Author – Amiya Sadnam Chowdhury
Country Published – Bangladesh
Publisher – Shamabesh, Dhaka
ISBN – 9789848866214
Year of Publication – 2011
Bib. Info – 139p. ; 21cm.
Subject – 1. Fiction
Price – USD 18.00 (45 to 60 days)
Amiya Sadnam Chowdhury 101
Amiya Sadnam Chowdhury woke up exactly at 12:17 PM, on Friday, 13 January 2012, in his chilly room, hungry. He sat up and wrapped the blanket tightly around him as the wide-open window by his bed was trying to blow his skin off. He stretched his arm out from below the blanket and grabbed the little mouse lying in his bed. He jerked it a little, and the screensaver vanished, revealing his email account grinning at him. He squinted into the electronic brightness – and goodness gracious, someone wrote to him!
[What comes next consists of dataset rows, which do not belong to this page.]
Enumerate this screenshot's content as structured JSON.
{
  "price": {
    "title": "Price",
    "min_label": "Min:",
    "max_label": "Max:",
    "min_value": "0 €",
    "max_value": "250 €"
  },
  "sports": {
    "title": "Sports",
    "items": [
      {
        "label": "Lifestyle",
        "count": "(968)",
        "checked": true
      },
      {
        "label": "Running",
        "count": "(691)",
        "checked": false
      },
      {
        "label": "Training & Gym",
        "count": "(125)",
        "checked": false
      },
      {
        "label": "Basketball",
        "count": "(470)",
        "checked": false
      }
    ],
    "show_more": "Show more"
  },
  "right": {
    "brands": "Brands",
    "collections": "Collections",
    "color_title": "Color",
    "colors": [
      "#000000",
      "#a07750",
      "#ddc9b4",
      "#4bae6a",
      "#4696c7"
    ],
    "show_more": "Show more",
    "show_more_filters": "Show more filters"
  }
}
It was about the Monsoon Letters website launch and they wanted to introduce him as a “new monsooner”!
They asked him to write a short paragraph about himself, “stating clearly” – why write in English; does writing in a foreign language bars your creativity; nurture writing as a passion etc “in your own words”, yes, that was what they said. Amiya Sadnam Chowdhury thought for a minute and walked towards his bookshelf. He pulled out an old book, The Bird Path by Kenneth White, opened page 95 slowly and read aloud: “the lack of reality/the reduction of spirit/is ugly and wearisome/the mind rots/language decays/under cypher and strident opinion/raised up as reason/the earth disappears/from the mind of the living/the real word is lost”. These lines would’ve been a good answer but he couldn’t use them; they said “your own words” and “state clearly”, he had had to be precise and political, and the only word he could think of right now was “breakfast”. He did write a novel once, in English; he shifted his tongue from his mother tongue to this other tongue because it emanates an exotic essence of profit and prestige, creativity didn’t really matter, grammar did, diction did. But he couldn’t write this, he couldn’t write that everyone around him believed writing was the only thing he was good at and insisted him to believe “you write, therefore you are”. It’s a job, an excruciating job; and passionate no doubt, it does pay, occasionally of course. He sat before his computer screen again, opened MS Word and tapped out, “Amiya Sadnam Chowdhury is a storyteller. That is his only introduction.”